* **What the exercise asks**
Give back the entries below verbatim.

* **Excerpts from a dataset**
================

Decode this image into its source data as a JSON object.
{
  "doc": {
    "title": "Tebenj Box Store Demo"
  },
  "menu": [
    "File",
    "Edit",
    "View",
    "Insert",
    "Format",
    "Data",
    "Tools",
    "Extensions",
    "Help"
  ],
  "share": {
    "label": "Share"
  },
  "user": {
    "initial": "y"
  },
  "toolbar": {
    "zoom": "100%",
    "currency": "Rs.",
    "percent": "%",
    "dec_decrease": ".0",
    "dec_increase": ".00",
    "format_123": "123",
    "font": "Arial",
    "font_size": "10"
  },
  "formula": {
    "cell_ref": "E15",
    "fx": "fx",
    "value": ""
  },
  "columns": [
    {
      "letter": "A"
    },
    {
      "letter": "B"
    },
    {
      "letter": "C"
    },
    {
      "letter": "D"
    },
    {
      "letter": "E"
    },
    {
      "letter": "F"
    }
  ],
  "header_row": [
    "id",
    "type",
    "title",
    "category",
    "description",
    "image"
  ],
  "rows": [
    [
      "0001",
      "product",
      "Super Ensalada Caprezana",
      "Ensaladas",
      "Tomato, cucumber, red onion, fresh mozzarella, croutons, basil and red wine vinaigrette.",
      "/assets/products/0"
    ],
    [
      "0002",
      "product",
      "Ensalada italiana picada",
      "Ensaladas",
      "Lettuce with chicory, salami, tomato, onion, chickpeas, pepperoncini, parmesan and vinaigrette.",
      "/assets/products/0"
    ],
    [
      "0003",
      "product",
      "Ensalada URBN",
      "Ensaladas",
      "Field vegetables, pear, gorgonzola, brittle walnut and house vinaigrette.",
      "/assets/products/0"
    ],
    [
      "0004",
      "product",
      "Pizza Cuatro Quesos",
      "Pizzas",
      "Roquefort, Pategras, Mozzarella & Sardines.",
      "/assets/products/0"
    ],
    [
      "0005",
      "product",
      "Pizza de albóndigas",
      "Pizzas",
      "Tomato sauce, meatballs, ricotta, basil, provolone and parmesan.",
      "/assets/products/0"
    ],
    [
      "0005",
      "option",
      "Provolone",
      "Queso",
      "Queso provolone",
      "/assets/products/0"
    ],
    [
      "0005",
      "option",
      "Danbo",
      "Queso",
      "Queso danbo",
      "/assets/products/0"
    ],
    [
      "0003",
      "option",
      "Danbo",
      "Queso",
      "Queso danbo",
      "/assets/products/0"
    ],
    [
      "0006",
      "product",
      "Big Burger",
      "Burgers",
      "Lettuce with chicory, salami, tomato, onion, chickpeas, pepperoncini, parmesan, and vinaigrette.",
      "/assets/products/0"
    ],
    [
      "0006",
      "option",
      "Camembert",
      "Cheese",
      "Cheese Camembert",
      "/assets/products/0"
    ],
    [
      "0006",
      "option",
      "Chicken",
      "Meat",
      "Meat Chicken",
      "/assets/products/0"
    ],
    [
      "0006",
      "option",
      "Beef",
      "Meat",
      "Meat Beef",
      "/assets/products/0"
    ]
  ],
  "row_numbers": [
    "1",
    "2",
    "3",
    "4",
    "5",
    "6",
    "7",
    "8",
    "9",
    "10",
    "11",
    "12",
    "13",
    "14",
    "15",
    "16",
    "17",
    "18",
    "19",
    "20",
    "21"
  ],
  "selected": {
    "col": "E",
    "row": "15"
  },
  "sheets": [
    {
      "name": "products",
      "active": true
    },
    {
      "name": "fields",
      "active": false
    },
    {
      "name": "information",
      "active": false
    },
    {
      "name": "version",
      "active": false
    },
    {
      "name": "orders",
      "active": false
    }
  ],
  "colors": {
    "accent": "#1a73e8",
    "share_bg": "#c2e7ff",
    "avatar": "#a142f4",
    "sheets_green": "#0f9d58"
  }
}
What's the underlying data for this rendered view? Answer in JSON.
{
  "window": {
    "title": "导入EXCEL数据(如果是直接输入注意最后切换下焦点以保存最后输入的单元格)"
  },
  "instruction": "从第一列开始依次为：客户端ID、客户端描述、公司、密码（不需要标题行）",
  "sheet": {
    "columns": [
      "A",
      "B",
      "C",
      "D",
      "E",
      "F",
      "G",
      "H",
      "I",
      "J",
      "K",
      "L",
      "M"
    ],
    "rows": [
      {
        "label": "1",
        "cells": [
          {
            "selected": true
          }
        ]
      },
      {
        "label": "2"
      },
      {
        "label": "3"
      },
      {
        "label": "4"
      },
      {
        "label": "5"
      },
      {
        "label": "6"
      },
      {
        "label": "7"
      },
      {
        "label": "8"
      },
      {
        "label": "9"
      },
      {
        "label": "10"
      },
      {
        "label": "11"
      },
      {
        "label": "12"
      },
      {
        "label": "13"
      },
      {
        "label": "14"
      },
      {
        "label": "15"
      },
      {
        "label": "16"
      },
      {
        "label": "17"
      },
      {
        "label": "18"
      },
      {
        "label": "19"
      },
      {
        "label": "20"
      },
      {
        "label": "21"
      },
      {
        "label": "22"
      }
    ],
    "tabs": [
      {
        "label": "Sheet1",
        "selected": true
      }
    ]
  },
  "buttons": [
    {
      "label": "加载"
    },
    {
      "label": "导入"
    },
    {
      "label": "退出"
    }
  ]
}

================

* **Expected answer**
Decode this image into its source data as a JSON object.
{
  "doc": {
    "title": "Tebenj Box Store Demo"
  },
  "menu": [
    "File",
    "Edit",
    "View",
    "Insert",
    "Format",
    "Data",
    "Tools",
    "Extensions",
    "Help"
  ],
  "share": {
    "label": "Share"
  },
  "user": {
    "initial": "y"
  },
  "toolbar": {
    "zoom": "100%",
    "currency": "Rs.",
    "percent": "%",
    "dec_decrease": ".0",
    "dec_increase": ".00",
    "format_123": "123",
    "font": "Arial",
    "font_size": "10"
  },
  "formula": {
    "cell_ref": "E15",
    "fx": "fx",
    "value": ""
  },
  "columns": [
    {
      "letter": "A"
    },
    {
      "letter": "B"
    },
    {
      "letter": "C"
    },
    {
      "letter": "D"
    },
    {
      "letter": "E"
    },
    {
      "letter": "F"
    }
  ],
  "header_row": [
    "id",
    "type",
    "title",
    "category",
    "description",
    "image"
  ],
  "rows": [
    [
      "0001",
      "product",
      "Super Ensalada Caprezana",
      "Ensaladas",
      "Tomato, cucumber, red onion, fresh mozzarella, croutons, basil and red wine vinaigrette.",
      "/assets/products/0"
    ],
    [
      "0002",
      "product",
      "Ensalada italiana picada",
      "Ensaladas",
      "Lettuce with chicory, salami, tomato, onion, chickpeas, pepperoncini, parmesan and vinaigrette.",
      "/assets/products/0"
    ],
    [
      "0003",
      "product",
      "Ensalada URBN",
      "Ensaladas",
      "Field vegetables, pear, gorgonzola, brittle walnut and house vinaigrette.",
      "/assets/products/0"
    ],
    [
      "0004",
      "product",
      "Pizza Cuatro Quesos",
      "Pizzas",
      "Roquefort, Pategras, Mozzarella & Sardines.",
      "/assets/products/0"
    ],
    [
      "0005",
      "product",
      "Pizza de albóndigas",
      "Pizzas",
      "Tomato sauce, meatballs, ricotta, basil, provolone and parmesan.",
      "/assets/products/0"
    ],
    [
      "0005",
      "option",
      "Provolone",
      "Queso",
      "Queso provolone",
      "/assets/products/0"
    ],
    [
      "0005",
      "option",
      "Danbo",
      "Queso",
      "Queso danbo",
      "/assets/products/0"
    ],
    [
      "0003",
      "option",
      "Danbo",
      "Queso",
      "Queso danbo",
      "/assets/products/0"
    ],
    [
      "0006",
      "product",
      "Big Burger",
      "Burgers",
      "Lettuce with chicory, salami, tomato, onion, chickpeas, pepperoncini, parmesan, and vinaigrette.",
      "/assets/products/0"
    ],
    [
      "0006",
      "option",
      "Camembert",
      "Cheese",
      "Cheese Camembert",
      "/assets/products/0"
    ],
    [
      "0006",
      "option",
      "Chicken",
      "Meat",
      "Meat Chicken",
      "/assets/products/0"
    ],
    [
      "0006",
      "option",
      "Beef",
      "Meat",
      "Meat Beef",
      "/assets/products/0"
    ]
  ],
  "row_numbers": [
    "1",
    "2",
    "3",
    "4",
    "5",
    "6",
    "7",
    "8",
    "9",
    "10",
    "11",
    "12",
    "13",
    "14",
    "15",
    "16",
    "17",
    "18",
    "19",
    "20",
    "21"
  ],
  "selected": {
    "col": "E",
    "row": "15"
  },
  "sheets": [
    {
      "name": "products",
      "active": true
    },
    {
      "name": "fields",
      "active": false
    },
    {
      "name": "information",
      "active": false
    },
    {
      "name": "version",
      "active": false
    },
    {
      "name": "orders",
      "active": false
    }
  ],
  "colors": {
    "accent": "#1a73e8",
    "share_bg": "#c2e7ff",
    "avatar": "#a142f4",
    "sheets_green": "#0f9d58"
  }
}
What's the underlying data for this rendered view? Answer in JSON.
{
  "window": {
    "title": "导入EXCEL数据(如果是直接输入注意最后切换下焦点以保存最后输入的单元格)"
  },
  "instruction": "从第一列开始依次为：客户端ID、客户端描述、公司、密码（不需要标题行）",
  "sheet": {
    "columns": [
      "A",
      "B",
      "C",
      "D",
      "E",
      "F",
      "G",
      "H",
      "I",
      "J",
      "K",
      "L",
      "M"
    ],
    "rows": [
      {
        "label": "1",
        "cells": [
          {
            "selected": true
          }
        ]
      },
      {
        "label": "2"
      },
      {
        "label": "3"
      },
      {
        "label": "4"
      },
      {
        "label": "5"
      },
      {
        "label": "6"
      },
      {
        "label": "7"
      },
      {
        "label": "8"
      },
      {
        "label": "9"
      },
      {
        "label": "10"
      },
      {
        "label": "11"
      },
      {
        "label": "12"
      },
      {
        "label": "13"
      },
      {
        "label": "14"
      },
      {
        "label": "15"
      },
      {
        "label": "16"
      },
      {
        "label": "17"
      },
      {
        "label": "18"
      },
      {
        "label": "19"
      },
      {
        "label": "20"
      },
      {
        "label": "21"
      },
      {
        "label": "22"
      }
    ],
    "tabs": [
      {
        "label": "Sheet1",
        "selected": true
      }
    ]
  },
  "buttons": [
    {
      "label": "加载"
    },
    {
      "label": "导入"
    },
    {
      "label": "退出"
    }
  ]
}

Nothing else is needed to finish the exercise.